“I wanted to see how far, mentally and physically, I could push myself, and I did, and I’m still doing that.”

After his weight loss, Del Real went on to wrestle for Rome High. Still active, his weight would fluctuate, then plateau, but he always had the same drive.

“What I kept from then is my discipline. That mentality that, if I want something, I’m going to get it, I’m going to do it. I try to apply it to everything, to work and to my goals.”

Now, Del Real works multiple shifts, always keeping busy in one way or another, but he is still maintaining a healthy lifestyle and chasing his dreams.

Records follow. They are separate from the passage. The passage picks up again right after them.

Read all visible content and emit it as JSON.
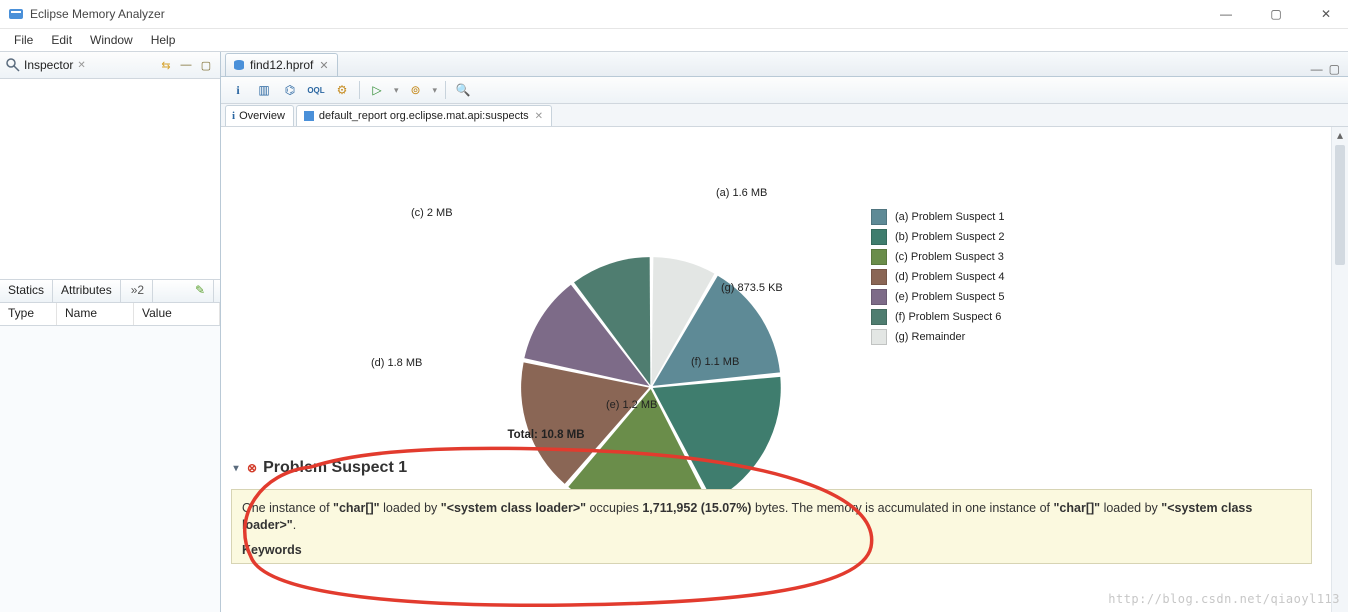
{
  "window": {
    "title": "Eclipse Memory Analyzer",
    "controls": {
      "min": "—",
      "max": "▢",
      "close": "✕"
    }
  },
  "menu": {
    "items": [
      "File",
      "Edit",
      "Window",
      "Help"
    ]
  },
  "inspector": {
    "title": "Inspector",
    "toolbar": {
      "sync": "⇆",
      "min": "—",
      "max": "▢"
    },
    "tabs": {
      "statics": "Statics",
      "attributes": "Attributes",
      "overflow": "»2"
    },
    "cols": {
      "type": "Type",
      "name": "Name",
      "value": "Value"
    }
  },
  "editor": {
    "tab": {
      "label": "find12.hprof"
    },
    "tabs_toolbar": {
      "min": "—",
      "max": "▢"
    },
    "toolbar": {
      "info": "i",
      "histogram": "▥",
      "dominator": "⌬",
      "oql": "OQL",
      "threads": "⚙",
      "run": "▷",
      "query": "⊚",
      "search": "🔍"
    },
    "sub_tabs": {
      "overview": {
        "icon": "i",
        "label": "Overview"
      },
      "report": {
        "label": "default_report  org.eclipse.mat.api:suspects"
      }
    }
  },
  "chart_data": {
    "type": "pie",
    "title": "Total: 10.8 MB",
    "series": [
      {
        "key": "a",
        "name": "Problem Suspect 1",
        "value_mb": 1.6,
        "label": "(a) 1.6 MB",
        "color": "#5e8a96"
      },
      {
        "key": "b",
        "name": "Problem Suspect 2",
        "value_mb": 2.0,
        "label": "(b) Problem Suspect 2",
        "color": "#3f7d6e"
      },
      {
        "key": "c",
        "name": "Problem Suspect 3",
        "value_mb": 2.0,
        "label": "(c) 2 MB",
        "color": "#6a8d4a"
      },
      {
        "key": "d",
        "name": "Problem Suspect 4",
        "value_mb": 1.8,
        "label": "(d) 1.8 MB",
        "color": "#8a6655"
      },
      {
        "key": "e",
        "name": "Problem Suspect 5",
        "value_mb": 1.2,
        "label": "(e) 1.2 MB",
        "color": "#7d6b88"
      },
      {
        "key": "f",
        "name": "Problem Suspect 6",
        "value_mb": 1.1,
        "label": "(f) 1.1 MB",
        "color": "#4f7d70"
      },
      {
        "key": "g",
        "name": "Remainder",
        "value_mb": 0.8735,
        "label": "(g) 873.5 KB",
        "color": "#e3e6e4"
      }
    ],
    "slice_labels": {
      "a": "(a) 1.6 MB",
      "c": "(c) 2 MB",
      "d": "(d) 1.8 MB",
      "e": "(e) 1.2 MB",
      "f": "(f) 1.1 MB",
      "g": "(g) 873.5 KB"
    },
    "legend": [
      {
        "label": "(a) Problem Suspect 1",
        "color": "#5e8a96"
      },
      {
        "label": "(b) Problem Suspect 2",
        "color": "#3f7d6e"
      },
      {
        "label": "(c) Problem Suspect 3",
        "color": "#6a8d4a"
      },
      {
        "label": "(d) Problem Suspect 4",
        "color": "#8a6655"
      },
      {
        "label": "(e) Problem Suspect 5",
        "color": "#7d6b88"
      },
      {
        "label": "(f) Problem Suspect 6",
        "color": "#4f7d70"
      },
      {
        "label": "(g) Remainder",
        "color": "#e3e6e4"
      }
    ]
  },
  "suspect": {
    "heading": "Problem Suspect 1",
    "text_parts": {
      "p0": "One instance of ",
      "p1": "\"char[]\"",
      "p2": " loaded by ",
      "p3": "\"<system class loader>\"",
      "p4": " occupies ",
      "p5": "1,711,952 (15.07%)",
      "p6": " bytes. The memory is accumulated in one instance of ",
      "p7": "\"char[]\"",
      "p8": " loaded by ",
      "p9": "\"<system class loader>\"",
      "p10": "."
    },
    "keywords_label": "Keywords"
  },
  "watermark": "http://blog.csdn.net/qiaoyl113"
}
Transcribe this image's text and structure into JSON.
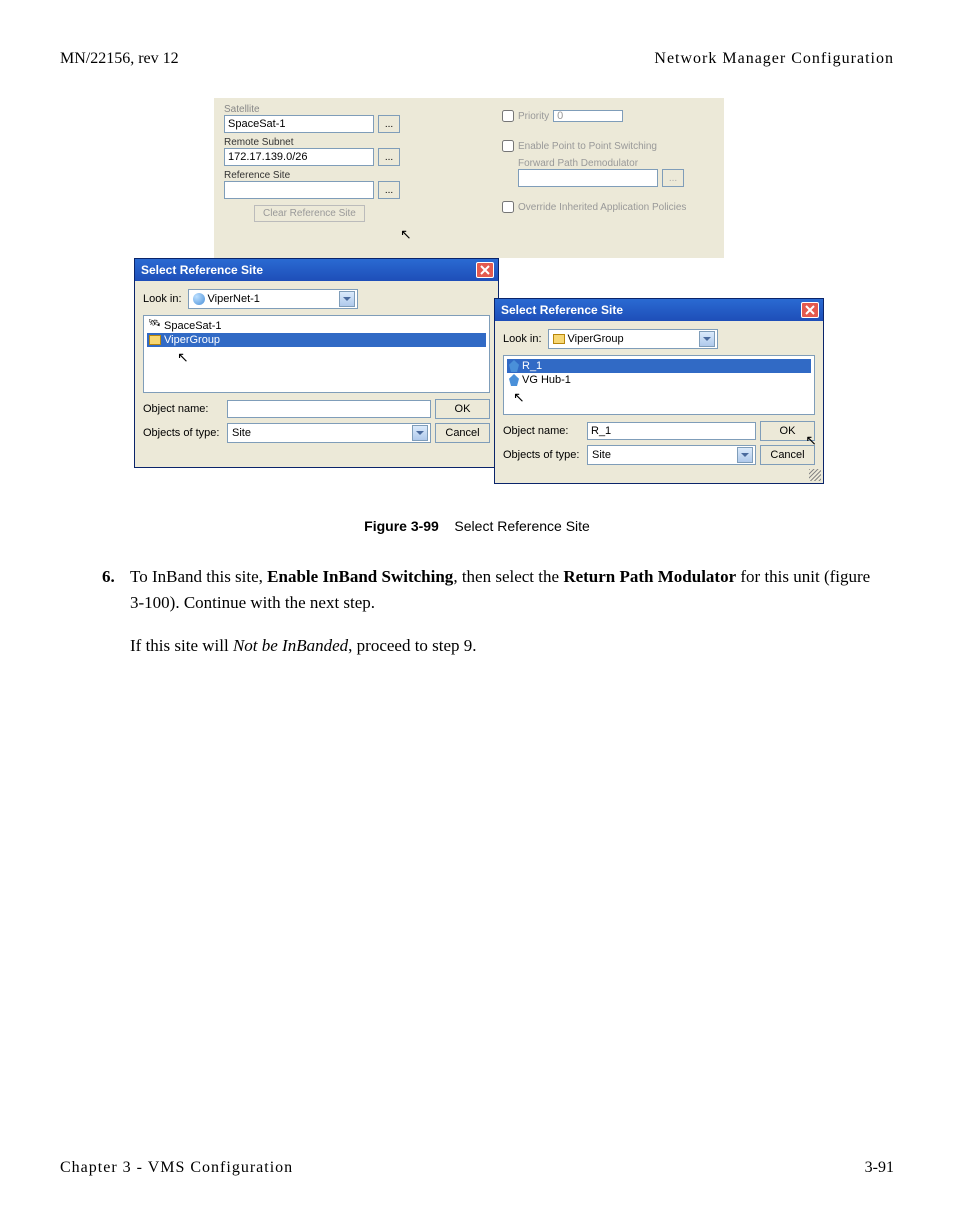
{
  "header": {
    "left": "MN/22156, rev 12",
    "right": "Network Manager Configuration"
  },
  "panel_top": {
    "satellite_label": "Satellite",
    "satellite_value": "SpaceSat-1",
    "remote_subnet_label": "Remote Subnet",
    "remote_subnet_value": "172.17.139.0/26",
    "reference_site_label": "Reference Site",
    "reference_site_value": "",
    "clear_reference_button": "Clear Reference Site",
    "priority_label": "Priority",
    "priority_value": "0",
    "enable_p2p_label": "Enable Point to Point Switching",
    "forward_path_label": "Forward Path Demodulator",
    "forward_path_value": "",
    "override_policies_label": "Override Inherited Application Policies"
  },
  "dialog1": {
    "title": "Select Reference Site",
    "lookin_label": "Look in:",
    "lookin_value": "ViperNet-1",
    "items": [
      "SpaceSat-1",
      "ViperGroup"
    ],
    "selected_index": 1,
    "object_name_label": "Object name:",
    "object_name_value": "",
    "objects_of_type_label": "Objects of type:",
    "objects_of_type_value": "Site",
    "ok": "OK",
    "cancel": "Cancel"
  },
  "dialog2": {
    "title": "Select Reference Site",
    "lookin_label": "Look in:",
    "lookin_value": "ViperGroup",
    "items": [
      "R_1",
      "VG Hub-1"
    ],
    "selected_index": 0,
    "object_name_label": "Object name:",
    "object_name_value": "R_1",
    "objects_of_type_label": "Objects of type:",
    "objects_of_type_value": "Site",
    "ok": "OK",
    "cancel": "Cancel"
  },
  "figure_caption": {
    "number": "Figure 3-99",
    "text": "Select Reference Site"
  },
  "body": {
    "step_num": "6.",
    "para1_a": "To InBand this site, ",
    "para1_b": "Enable InBand Switching",
    "para1_c": ", then select the ",
    "para1_d": "Return Path Modulator",
    "para1_e": " for this unit (figure 3-100). Continue with the next step.",
    "para2_a": "If this site will ",
    "para2_b": "Not be InBanded",
    "para2_c": ", proceed to step 9."
  },
  "footer": {
    "left": "Chapter 3 - VMS Configuration",
    "right": "3-91"
  }
}
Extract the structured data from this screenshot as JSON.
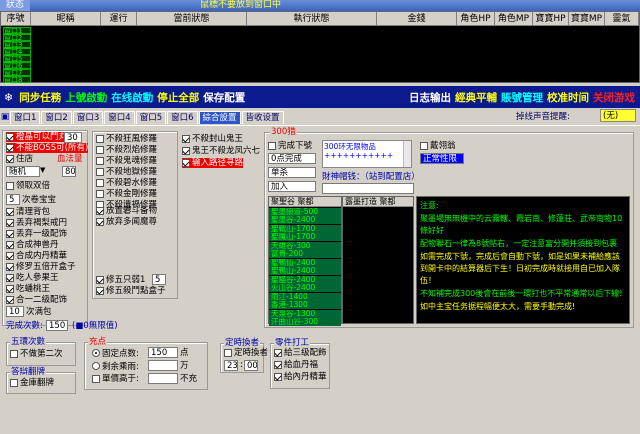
{
  "title": {
    "status_tab": "狀态",
    "window_title": "鼠標不要放到窗口中"
  },
  "grid": {
    "columns": [
      "序號",
      "昵稱",
      "運行",
      "當前狀態",
      "執行狀態",
      "金錢",
      "角色HP",
      "角色MP",
      "寶寶HP",
      "寶寶MP",
      "靈氣"
    ],
    "rows": [
      "窗口1",
      "窗口2",
      "窗口3",
      "窗口4",
      "窗口5",
      "窗口6",
      "窗口7",
      "窗口8"
    ]
  },
  "toolbar": {
    "left": [
      {
        "label": "同步任務",
        "color": "#ffff00"
      },
      {
        "label": "上號啟動",
        "color": "#00ff00"
      },
      {
        "label": "在线啟動",
        "color": "#00ffff"
      },
      {
        "label": "停止全部",
        "color": "#ffff00"
      },
      {
        "label": "保存配置",
        "color": "#ffffff"
      }
    ],
    "right": [
      {
        "label": "日志输出",
        "color": "#ffffff"
      },
      {
        "label": "經典平輔",
        "color": "#ffff00"
      },
      {
        "label": "賬號管理",
        "color": "#00ffff"
      },
      {
        "label": "校准时间",
        "color": "#ffff00"
      },
      {
        "label": "关闭游戏",
        "color": "#ff2020"
      }
    ]
  },
  "tabs": [
    "窗口1",
    "窗口2",
    "窗口3",
    "窗口4",
    "窗口5",
    "窗口6",
    "綜合設置",
    "皆收设置"
  ],
  "skin": {
    "label": "掉线声音提醒:",
    "value": "(无)"
  },
  "col1": {
    "items": [
      {
        "label": "橙晶可以鬥丸",
        "checked": true,
        "red": true
      },
      {
        "label": "不能BOSS可(所有)",
        "checked": true,
        "red": true
      },
      {
        "label": "住店",
        "checked": true
      },
      {
        "label": "领取双倍",
        "checked": false
      },
      {
        "label": "清理背包",
        "checked": true
      },
      {
        "label": "丢弃褐梨戒円",
        "checked": true
      },
      {
        "label": "丢弃一级配饰",
        "checked": true
      },
      {
        "label": "合成神兽丹",
        "checked": true
      },
      {
        "label": "合成内丹精華",
        "checked": true
      },
      {
        "label": "修罗五倍开盒子",
        "checked": true
      },
      {
        "label": "吃人參果王",
        "checked": true
      },
      {
        "label": "吃蟠桃王",
        "checked": true
      },
      {
        "label": "合一二级配饰",
        "checked": true
      }
    ],
    "f30": "30",
    "f80": "80",
    "blood": "血法量",
    "mode": "随机",
    "bao_num": "5",
    "bao_lbl": "次卷宝宝",
    "loop_num": "10",
    "loop_lbl": "次满包",
    "done_lbl": "完成次數:",
    "done_num": "150",
    "done_hint": "(■0無限值)"
  },
  "col2": {
    "items": [
      {
        "label": "不殺狂風修羅",
        "checked": false
      },
      {
        "label": "不殺烈焰修羅",
        "checked": false
      },
      {
        "label": "不殺鬼魂修羅",
        "checked": false
      },
      {
        "label": "不殺地獄修羅",
        "checked": false
      },
      {
        "label": "不殺碧水修羅",
        "checked": false
      },
      {
        "label": "不殺金剛修羅",
        "checked": false
      },
      {
        "label": "不殺遺禍修羅",
        "checked": false
      }
    ],
    "items2": [
      {
        "label": "放置礬斗备物",
        "checked": true
      },
      {
        "label": "放弃多闻魔尊",
        "checked": true
      }
    ],
    "items3": [
      {
        "label": "修五只弱1",
        "checked": true,
        "num": "5"
      },
      {
        "label": "修五殺鬥點盒子",
        "checked": true
      }
    ]
  },
  "col3": {
    "items": [
      {
        "label": "不殺封山鬼王",
        "checked": true
      },
      {
        "label": "鬼王不殺龙凤六七",
        "checked": true
      },
      {
        "label": "输入路径寻路",
        "checked": true,
        "red": true
      }
    ]
  },
  "col4": {
    "group_title": "300猎",
    "done_check": "完成下號",
    "stop_sel": "0点完成",
    "single_sel": "单杀",
    "join_sel": "加入",
    "trash_text": "300环无限物品+++++++++++",
    "wrap_check": "戴翎翁",
    "rank_sel": "正常性限",
    "fortune_lbl": "財神帽钱：（站到配置店）",
    "map_hdr": "聚聖谷 聚都",
    "drop_hdr": "露墨打造 聚都",
    "maps": [
      "聖墨狼道-500",
      "聖墨谷-2400",
      "聖戰山-1700",
      "聖魔山-1700",
      "天雄谷-300",
      "富貴-200",
      "聖鴨仙-2400",
      "聖鴨山-2400",
      "聖貓谷-2400",
      "火山谷-2400",
      "雨江-1400",
      "香港-1300",
      "天泉谷-1300",
      "汗曲山谷-300"
    ]
  },
  "help": [
    {
      "text": "注意:",
      "color": "#00ff00"
    },
    {
      "text": "聚墨場無無機中的云霧轄、霞岩南、修蓮荘、武帝南物10條好好",
      "color": "#00ff00"
    },
    {
      "text": "配物聯石一律為8號帖右，一定注意富分開并須接到包裹",
      "color": "#00ff00"
    },
    {
      "text": "如需完成下號，完成后會自動下號，如是如果未補給應該到開卡中的結算器后下生！日初完成時就接用自已加入隊伍！",
      "color": "#ffff00"
    },
    {
      "text": "不知補完成300後會在前後一環打也不平常通常以后下線!",
      "color": "#00ff00"
    },
    {
      "text": "如中主宝任务据程幅便太大，需要手動完成!",
      "color": "#ffff00"
    }
  ],
  "bottom": {
    "g1_title": "五環次數",
    "g1_check": "不做第二次",
    "g2_title": "答辯翻牌",
    "g2_check": "金庫翻牌",
    "g3_title": "充点",
    "r1": "固定点数:",
    "r1v": "150",
    "r1u": "点",
    "r2": "剩余乘雨:",
    "r2u": "万",
    "r3": "單價高于:",
    "r3u": "不充",
    "g4_title": "定時換者",
    "g4_check": "定時換者",
    "h": "23",
    "m": "00",
    "g5_title": "零件打工",
    "g5_items": [
      {
        "label": "給三级配飾",
        "checked": true
      },
      {
        "label": "給血丹福",
        "checked": true
      },
      {
        "label": "給內丹精華",
        "checked": true
      }
    ]
  }
}
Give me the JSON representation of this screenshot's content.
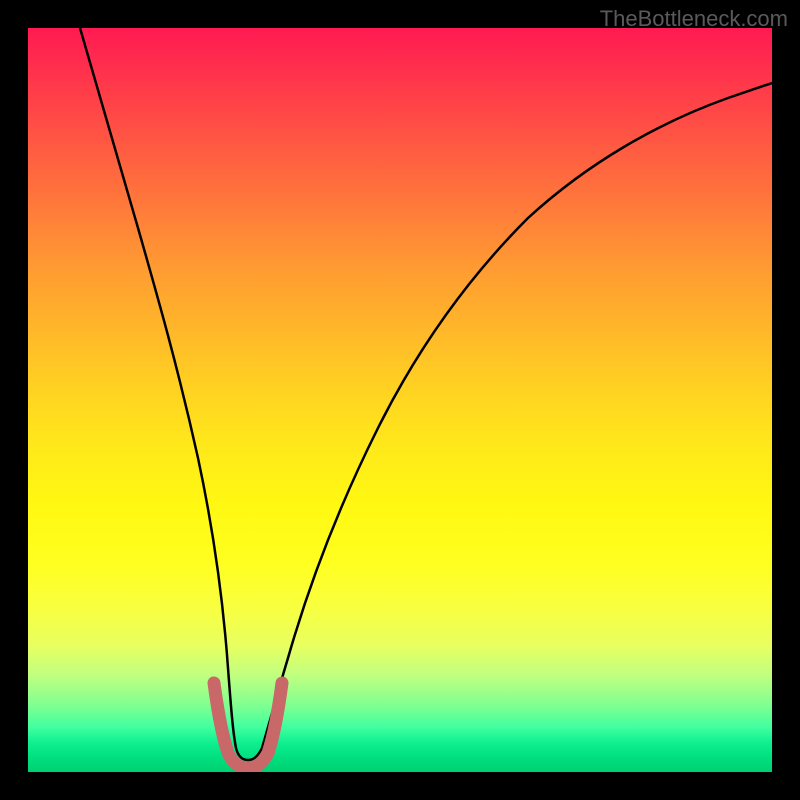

“I work out six days a week. I usually spend about an hour and a half, maybe two hours, in the gym. That’s not for everybody, but that’s what makes me feel good. On my off days, I’m active. I’ll go hiking. And nutrition, nutrition is key. I count my macros, I keep track of fat, protein and carbs too. My girlfriend and I keep up the healthy meals so that we can reward ourselves with one ‘cheat meal’ on the weekend, like a good burger or something. I’m always looking forward to that burger,” Del Real laughs.

“My girlfriend and I both struggled with weight loss and together we started an athletic lifestyle brand. It’s not about looking better than the person next to you, it’s about feeling better and performing better. It’s called Ohana Athletics. I’m not Hawaiian, but ohana means family, and family is so important to me. You can live an active lifestyle and not have it take over your life. I still spend time with my family, my girlfriend, my friends, and that’s so important.” Del Real acknowledges that living a lifestyle committed to personal health has its challenges.

The hardest part for him is something we can all relate to, no matter our goals.

“The hardest part is just the excuses. All the time, I think, Man, I have so much to do today or I just don’t have the time, whatever it is, that’s the hardest part, just pushing past those excuses. The best part, though? The food. That burger at the end of the week!”

For all those wanting to make a change in their lives, Del Real has a few words of wisdom. “My advice is to set small goals and achieve them. Like, your goal could be to go to the gym four days in a row. So, go out and achieve that. Also, not meeting those goals is okay. Just keep trying. Also, just living a healthier lifestyle that’s good for them and for the people they love. “You just have to think, I can do this. I know that sounds really cookie-cutter, but it’s real life,” Del Real emphasizes. “There are people out there with bigger transformations than me, and I’m sure they had a mindset like that. You just have to believe you can do it, and you can.”